> [PROBLEM STATEMENT]: From the records that follow, give the number of lines that include the word "true", with no further words.

RECORDS FOR THIS TASK below:

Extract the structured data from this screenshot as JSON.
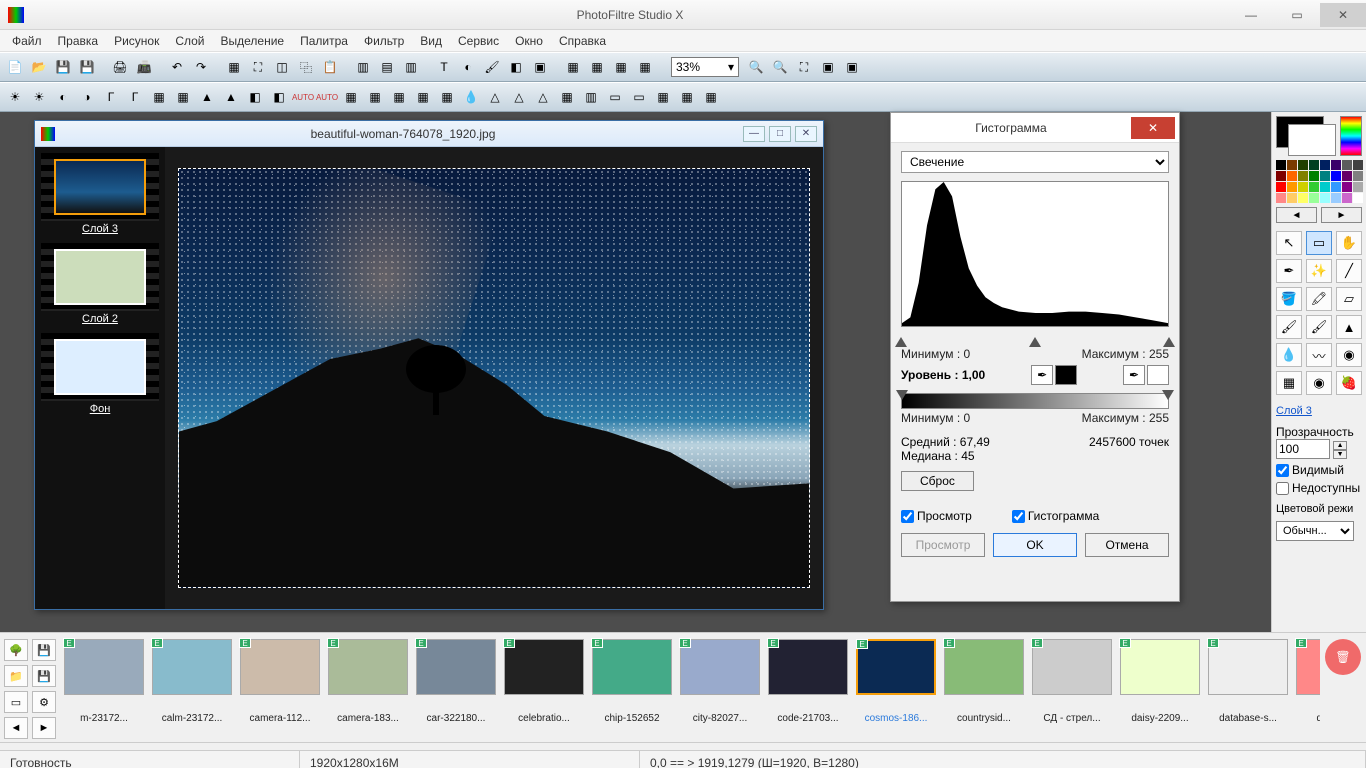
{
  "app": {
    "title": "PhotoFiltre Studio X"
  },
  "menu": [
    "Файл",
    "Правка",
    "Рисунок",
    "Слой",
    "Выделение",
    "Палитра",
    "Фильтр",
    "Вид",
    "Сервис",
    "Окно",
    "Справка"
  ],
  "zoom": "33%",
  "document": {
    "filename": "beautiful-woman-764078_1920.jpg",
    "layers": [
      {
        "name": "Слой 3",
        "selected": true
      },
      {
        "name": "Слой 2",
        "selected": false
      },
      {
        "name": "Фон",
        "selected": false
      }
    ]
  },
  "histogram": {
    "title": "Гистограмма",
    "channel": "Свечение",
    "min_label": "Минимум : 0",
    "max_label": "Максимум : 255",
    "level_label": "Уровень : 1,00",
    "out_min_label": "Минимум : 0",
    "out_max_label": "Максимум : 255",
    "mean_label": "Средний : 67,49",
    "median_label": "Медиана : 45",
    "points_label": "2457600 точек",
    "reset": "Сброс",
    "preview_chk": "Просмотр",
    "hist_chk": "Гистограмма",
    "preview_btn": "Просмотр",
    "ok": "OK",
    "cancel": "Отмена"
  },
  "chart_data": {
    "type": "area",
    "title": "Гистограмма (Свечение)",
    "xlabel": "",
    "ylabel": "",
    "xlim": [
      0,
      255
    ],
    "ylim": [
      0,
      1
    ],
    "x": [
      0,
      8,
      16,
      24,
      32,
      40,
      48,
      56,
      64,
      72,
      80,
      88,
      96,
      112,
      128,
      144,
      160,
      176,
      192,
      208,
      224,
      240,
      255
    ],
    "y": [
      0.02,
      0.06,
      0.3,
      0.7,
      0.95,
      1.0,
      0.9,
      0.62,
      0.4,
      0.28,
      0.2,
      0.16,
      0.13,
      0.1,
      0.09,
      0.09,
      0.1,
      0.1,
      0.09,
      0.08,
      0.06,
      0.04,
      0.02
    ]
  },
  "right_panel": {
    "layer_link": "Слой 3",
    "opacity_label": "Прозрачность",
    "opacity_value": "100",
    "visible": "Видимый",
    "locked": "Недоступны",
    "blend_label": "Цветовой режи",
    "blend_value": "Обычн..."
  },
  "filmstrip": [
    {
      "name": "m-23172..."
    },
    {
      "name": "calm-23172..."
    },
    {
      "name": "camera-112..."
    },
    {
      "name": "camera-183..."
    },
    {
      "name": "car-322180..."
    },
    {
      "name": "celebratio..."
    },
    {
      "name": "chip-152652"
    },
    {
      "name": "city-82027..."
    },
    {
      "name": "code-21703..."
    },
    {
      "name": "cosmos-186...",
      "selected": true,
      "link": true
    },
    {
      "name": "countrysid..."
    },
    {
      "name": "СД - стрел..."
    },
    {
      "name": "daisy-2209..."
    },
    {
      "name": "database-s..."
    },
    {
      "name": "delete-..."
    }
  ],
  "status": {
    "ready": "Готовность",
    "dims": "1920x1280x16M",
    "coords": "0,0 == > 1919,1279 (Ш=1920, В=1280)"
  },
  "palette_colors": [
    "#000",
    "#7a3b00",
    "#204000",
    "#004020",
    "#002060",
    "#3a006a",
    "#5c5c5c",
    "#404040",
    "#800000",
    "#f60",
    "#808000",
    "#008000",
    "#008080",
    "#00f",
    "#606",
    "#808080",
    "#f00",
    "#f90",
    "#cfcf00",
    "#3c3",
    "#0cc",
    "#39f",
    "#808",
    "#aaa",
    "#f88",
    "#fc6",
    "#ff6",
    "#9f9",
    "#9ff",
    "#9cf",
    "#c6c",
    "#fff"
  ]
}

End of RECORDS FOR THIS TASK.
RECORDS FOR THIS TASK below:

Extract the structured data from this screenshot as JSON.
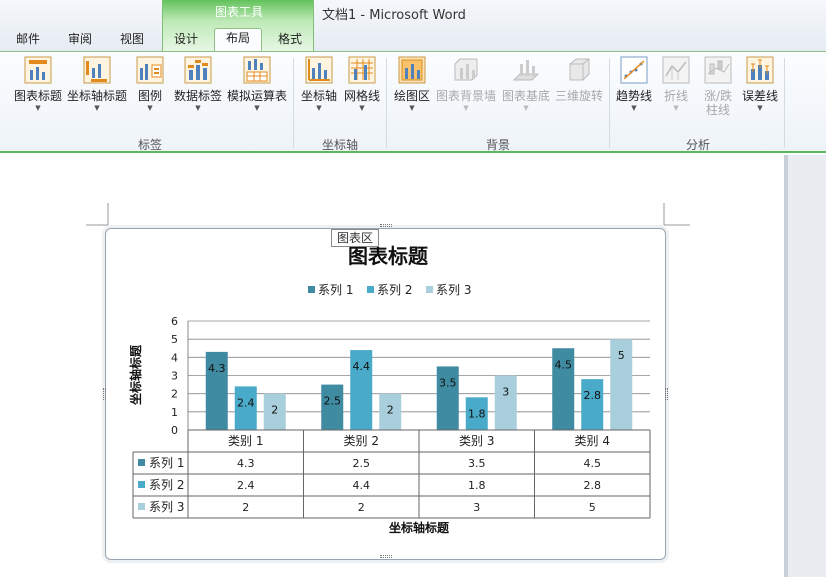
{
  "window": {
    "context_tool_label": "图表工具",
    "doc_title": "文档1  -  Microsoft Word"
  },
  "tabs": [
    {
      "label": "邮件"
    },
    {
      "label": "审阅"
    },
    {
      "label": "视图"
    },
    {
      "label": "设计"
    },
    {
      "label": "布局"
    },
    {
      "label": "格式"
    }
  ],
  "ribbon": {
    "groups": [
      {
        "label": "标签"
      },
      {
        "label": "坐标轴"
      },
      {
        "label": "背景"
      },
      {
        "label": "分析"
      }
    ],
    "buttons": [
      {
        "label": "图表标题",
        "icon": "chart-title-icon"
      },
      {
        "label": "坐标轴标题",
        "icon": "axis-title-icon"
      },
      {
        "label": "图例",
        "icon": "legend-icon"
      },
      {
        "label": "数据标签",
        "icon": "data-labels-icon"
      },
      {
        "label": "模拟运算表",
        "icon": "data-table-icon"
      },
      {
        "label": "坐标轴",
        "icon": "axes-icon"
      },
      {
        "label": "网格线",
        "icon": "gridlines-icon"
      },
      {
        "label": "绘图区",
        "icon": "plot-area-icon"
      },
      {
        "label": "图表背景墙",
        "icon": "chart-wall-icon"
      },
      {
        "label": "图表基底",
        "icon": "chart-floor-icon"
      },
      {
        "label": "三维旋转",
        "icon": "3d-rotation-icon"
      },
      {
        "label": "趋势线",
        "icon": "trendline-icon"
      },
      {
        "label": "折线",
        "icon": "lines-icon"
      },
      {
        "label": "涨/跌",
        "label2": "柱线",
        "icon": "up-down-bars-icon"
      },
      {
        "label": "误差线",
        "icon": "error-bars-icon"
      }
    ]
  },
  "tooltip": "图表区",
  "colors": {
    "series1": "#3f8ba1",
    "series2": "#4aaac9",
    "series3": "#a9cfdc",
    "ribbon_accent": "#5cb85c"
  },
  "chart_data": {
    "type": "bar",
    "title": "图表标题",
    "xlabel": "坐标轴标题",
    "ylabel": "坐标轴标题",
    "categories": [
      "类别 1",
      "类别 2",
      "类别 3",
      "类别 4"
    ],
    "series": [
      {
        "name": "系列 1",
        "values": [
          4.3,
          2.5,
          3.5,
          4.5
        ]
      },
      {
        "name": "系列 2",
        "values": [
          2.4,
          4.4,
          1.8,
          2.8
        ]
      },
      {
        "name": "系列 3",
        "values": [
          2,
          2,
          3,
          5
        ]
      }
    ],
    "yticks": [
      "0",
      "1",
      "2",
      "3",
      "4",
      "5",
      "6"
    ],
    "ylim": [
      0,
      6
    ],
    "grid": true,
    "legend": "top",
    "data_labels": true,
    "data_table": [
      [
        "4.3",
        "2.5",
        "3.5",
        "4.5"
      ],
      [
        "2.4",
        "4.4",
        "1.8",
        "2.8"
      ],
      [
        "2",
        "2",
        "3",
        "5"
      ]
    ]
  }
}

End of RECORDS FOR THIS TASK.
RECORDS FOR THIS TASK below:

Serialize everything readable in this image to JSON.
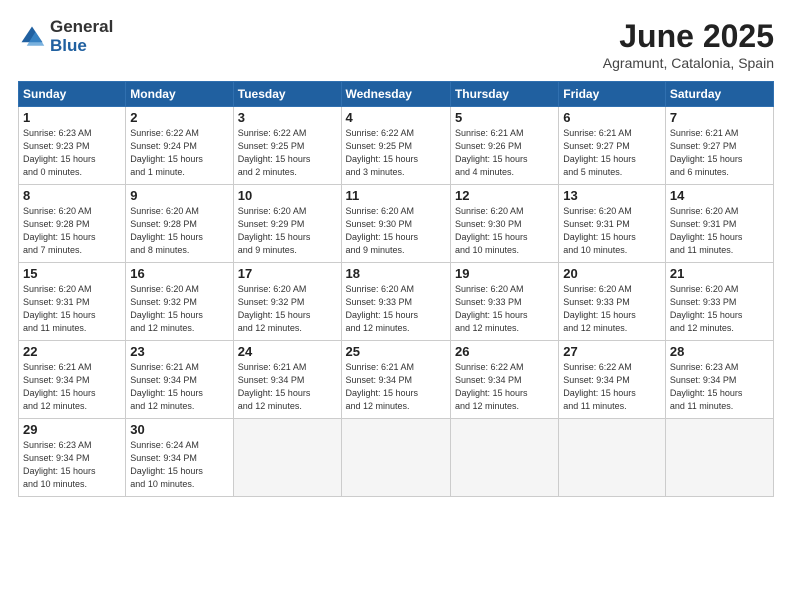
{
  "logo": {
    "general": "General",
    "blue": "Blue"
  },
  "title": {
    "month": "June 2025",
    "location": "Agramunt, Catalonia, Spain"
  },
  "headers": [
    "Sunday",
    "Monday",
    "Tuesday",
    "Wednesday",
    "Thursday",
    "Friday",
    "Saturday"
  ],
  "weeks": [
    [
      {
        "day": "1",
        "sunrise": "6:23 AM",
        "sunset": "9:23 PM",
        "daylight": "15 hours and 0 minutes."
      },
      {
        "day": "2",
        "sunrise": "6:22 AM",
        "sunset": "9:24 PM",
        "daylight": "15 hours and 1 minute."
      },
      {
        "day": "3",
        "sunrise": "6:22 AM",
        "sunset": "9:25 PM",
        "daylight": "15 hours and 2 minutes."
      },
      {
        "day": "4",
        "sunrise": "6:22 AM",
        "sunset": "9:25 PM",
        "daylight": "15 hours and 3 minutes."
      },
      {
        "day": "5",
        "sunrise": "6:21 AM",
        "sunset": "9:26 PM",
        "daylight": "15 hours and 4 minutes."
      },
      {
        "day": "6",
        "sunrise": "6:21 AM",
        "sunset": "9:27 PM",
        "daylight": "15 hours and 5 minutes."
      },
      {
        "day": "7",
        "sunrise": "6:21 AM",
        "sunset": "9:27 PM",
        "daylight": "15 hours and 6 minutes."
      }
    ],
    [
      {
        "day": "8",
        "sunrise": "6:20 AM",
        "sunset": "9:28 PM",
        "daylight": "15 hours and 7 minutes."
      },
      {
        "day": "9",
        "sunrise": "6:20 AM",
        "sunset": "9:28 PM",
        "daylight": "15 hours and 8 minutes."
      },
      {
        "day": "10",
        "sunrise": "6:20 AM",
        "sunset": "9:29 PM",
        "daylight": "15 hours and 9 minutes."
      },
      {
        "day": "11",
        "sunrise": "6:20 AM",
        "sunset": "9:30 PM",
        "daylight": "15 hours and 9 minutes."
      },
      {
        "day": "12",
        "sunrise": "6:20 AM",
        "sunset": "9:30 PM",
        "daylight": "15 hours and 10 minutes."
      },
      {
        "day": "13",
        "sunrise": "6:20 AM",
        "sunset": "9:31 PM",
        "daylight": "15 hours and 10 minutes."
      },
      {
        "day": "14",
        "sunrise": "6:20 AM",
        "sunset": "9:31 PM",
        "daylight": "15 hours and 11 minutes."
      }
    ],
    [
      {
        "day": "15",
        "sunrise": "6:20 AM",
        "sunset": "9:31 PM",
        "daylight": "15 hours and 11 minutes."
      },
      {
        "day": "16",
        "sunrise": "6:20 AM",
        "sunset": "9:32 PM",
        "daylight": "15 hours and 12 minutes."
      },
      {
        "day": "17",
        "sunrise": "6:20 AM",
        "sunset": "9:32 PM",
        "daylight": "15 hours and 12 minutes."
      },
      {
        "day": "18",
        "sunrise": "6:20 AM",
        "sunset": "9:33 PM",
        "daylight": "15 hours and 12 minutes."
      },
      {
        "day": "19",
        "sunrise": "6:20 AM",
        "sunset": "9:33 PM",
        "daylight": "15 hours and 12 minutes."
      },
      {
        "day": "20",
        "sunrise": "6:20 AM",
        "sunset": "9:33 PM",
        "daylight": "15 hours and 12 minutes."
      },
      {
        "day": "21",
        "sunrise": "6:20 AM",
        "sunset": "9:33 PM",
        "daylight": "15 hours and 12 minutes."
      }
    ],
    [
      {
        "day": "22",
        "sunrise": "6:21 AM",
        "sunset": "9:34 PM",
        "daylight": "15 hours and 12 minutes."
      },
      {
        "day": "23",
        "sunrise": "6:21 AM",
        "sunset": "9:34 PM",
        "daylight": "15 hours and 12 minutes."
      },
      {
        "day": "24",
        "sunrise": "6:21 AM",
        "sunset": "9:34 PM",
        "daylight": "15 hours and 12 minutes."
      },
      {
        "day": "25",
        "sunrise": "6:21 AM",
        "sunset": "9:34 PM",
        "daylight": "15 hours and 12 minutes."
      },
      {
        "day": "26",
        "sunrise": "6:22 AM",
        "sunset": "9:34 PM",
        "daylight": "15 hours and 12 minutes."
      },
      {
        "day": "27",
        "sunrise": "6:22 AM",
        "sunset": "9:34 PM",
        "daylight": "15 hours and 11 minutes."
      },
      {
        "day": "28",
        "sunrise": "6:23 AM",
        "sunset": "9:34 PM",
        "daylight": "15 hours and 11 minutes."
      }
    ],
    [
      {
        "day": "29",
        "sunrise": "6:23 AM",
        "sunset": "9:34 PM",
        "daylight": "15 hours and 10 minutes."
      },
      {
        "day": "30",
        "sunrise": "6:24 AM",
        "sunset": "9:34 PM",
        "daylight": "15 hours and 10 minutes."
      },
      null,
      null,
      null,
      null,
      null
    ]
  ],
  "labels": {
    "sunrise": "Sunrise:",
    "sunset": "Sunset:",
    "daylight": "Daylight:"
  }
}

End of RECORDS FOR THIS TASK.

> [WRITTEN REPLY]: 5